** Aim of the task **
Return exactly, please, the lines from the one containing "Read all visible content and emit it as JSON." to the last line of the entries below, and nothing else, leaving pictures out.

(Material for the task)

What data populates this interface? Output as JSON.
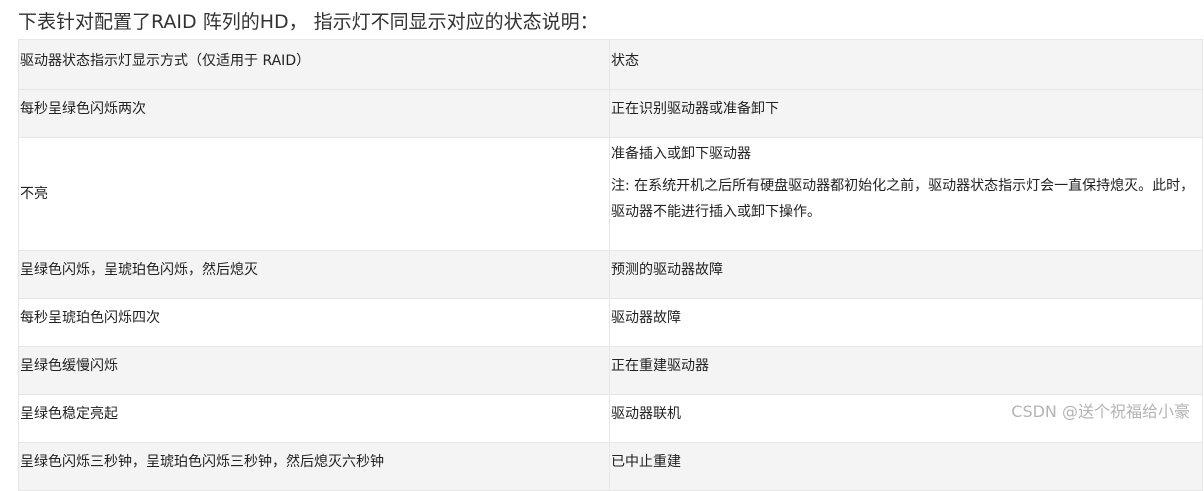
{
  "intro": "下表针对配置了RAID 阵列的HD， 指示灯不同显示对应的状态说明：",
  "table": {
    "header": {
      "col1": "驱动器状态指示灯显示方式（仅适用于 RAID）",
      "col2": "状态"
    },
    "rows": [
      {
        "display": "每秒呈绿色闪烁两次",
        "status": "正在识别驱动器或准备卸下"
      },
      {
        "display": "不亮",
        "status": "准备插入或卸下驱动器",
        "note": "注: 在系统开机之后所有硬盘驱动器都初始化之前，驱动器状态指示灯会一直保持熄灭。此时，驱动器不能进行插入或卸下操作。"
      },
      {
        "display": "呈绿色闪烁，呈琥珀色闪烁，然后熄灭",
        "status": "预测的驱动器故障"
      },
      {
        "display": "每秒呈琥珀色闪烁四次",
        "status": "驱动器故障"
      },
      {
        "display": "呈绿色缓慢闪烁",
        "status": "正在重建驱动器"
      },
      {
        "display": "呈绿色稳定亮起",
        "status": "驱动器联机"
      },
      {
        "display": "呈绿色闪烁三秒钟，呈琥珀色闪烁三秒钟，然后熄灭六秒钟",
        "status": "已中止重建"
      }
    ]
  },
  "watermark": "CSDN @送个祝福给小豪"
}
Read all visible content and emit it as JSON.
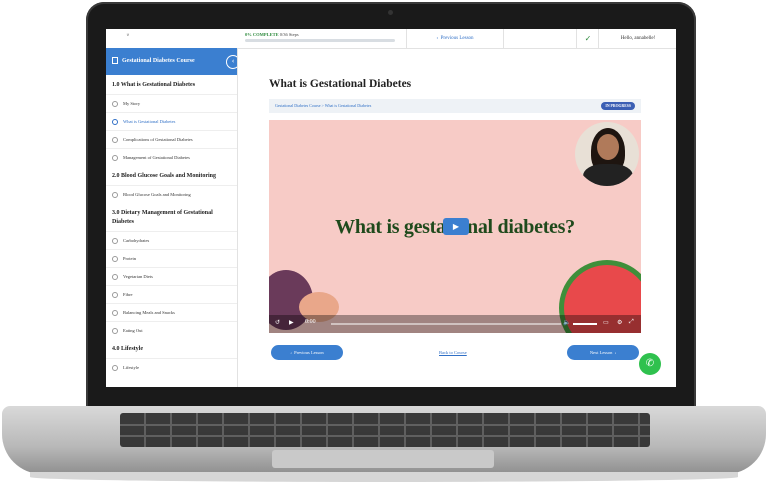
{
  "topbar": {
    "progress_percent_label": "0% COMPLETE",
    "progress_steps_label": "0/36 Steps",
    "progress_fraction": 0,
    "previous_lesson": "Previous Lesson",
    "greeting": "Hello, annabelle!"
  },
  "sidebar": {
    "course_title": "Gestational Diabetes Course",
    "sections": [
      {
        "title": "1.0 What is Gestational Diabetes",
        "lessons": [
          "My Story",
          "What is Gestational Diabetes",
          "Complications of Gestational Diabetes",
          "Management of Gestational Diabetes"
        ]
      },
      {
        "title": "2.0 Blood Glucose Goals and Monitoring",
        "lessons": [
          "Blood Glucose Goals and Monitoring"
        ]
      },
      {
        "title": "3.0 Dietary Management of Gestational Diabetes",
        "lessons": [
          "Carbohydrates",
          "Protein",
          "Vegetarian Diets",
          "Fibre",
          "Balancing Meals and Snacks",
          "Eating Out"
        ]
      },
      {
        "title": "4.0 Lifestyle",
        "lessons": [
          "Lifestyle"
        ]
      }
    ]
  },
  "main": {
    "title": "What is Gestational Diabetes",
    "breadcrumb": "Gestational Diabetes Course > What is Gestational Diabetes",
    "status": "IN PROGRESS",
    "video_caption": "What is gestational diabetes?",
    "video_time": "0:00",
    "prev_button": "Previous Lesson",
    "back_link": "Back to Course",
    "next_button": "Next Lesson"
  },
  "colors": {
    "accent": "#3b7fd0",
    "progress": "#2f8b3f",
    "video_bg": "#f7cbc6",
    "caption": "#1f4a1c",
    "whatsapp": "#2fc14e"
  },
  "icons": [
    "document-icon",
    "chevron-left-icon",
    "checkmark-icon",
    "play-icon",
    "volume-icon",
    "fullscreen-icon",
    "settings-icon",
    "whatsapp-icon"
  ]
}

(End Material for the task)

** Answer to this problem **
Read all visible content and emit it as JSON.
{
  "topbar": {
    "progress_percent_label": "0% COMPLETE",
    "progress_steps_label": "0/36 Steps",
    "progress_fraction": 0,
    "previous_lesson": "Previous Lesson",
    "greeting": "Hello, annabelle!"
  },
  "sidebar": {
    "course_title": "Gestational Diabetes Course",
    "sections": [
      {
        "title": "1.0 What is Gestational Diabetes",
        "lessons": [
          "My Story",
          "What is Gestational Diabetes",
          "Complications of Gestational Diabetes",
          "Management of Gestational Diabetes"
        ]
      },
      {
        "title": "2.0 Blood Glucose Goals and Monitoring",
        "lessons": [
          "Blood Glucose Goals and Monitoring"
        ]
      },
      {
        "title": "3.0 Dietary Management of Gestational Diabetes",
        "lessons": [
          "Carbohydrates",
          "Protein",
          "Vegetarian Diets",
          "Fibre",
          "Balancing Meals and Snacks",
          "Eating Out"
        ]
      },
      {
        "title": "4.0 Lifestyle",
        "lessons": [
          "Lifestyle"
        ]
      }
    ]
  },
  "main": {
    "title": "What is Gestational Diabetes",
    "breadcrumb": "Gestational Diabetes Course > What is Gestational Diabetes",
    "status": "IN PROGRESS",
    "video_caption": "What is gestational diabetes?",
    "video_time": "0:00",
    "prev_button": "Previous Lesson",
    "back_link": "Back to Course",
    "next_button": "Next Lesson"
  },
  "colors": {
    "accent": "#3b7fd0",
    "progress": "#2f8b3f",
    "video_bg": "#f7cbc6",
    "caption": "#1f4a1c",
    "whatsapp": "#2fc14e"
  },
  "icons": [
    "document-icon",
    "chevron-left-icon",
    "checkmark-icon",
    "play-icon",
    "volume-icon",
    "fullscreen-icon",
    "settings-icon",
    "whatsapp-icon"
  ]
}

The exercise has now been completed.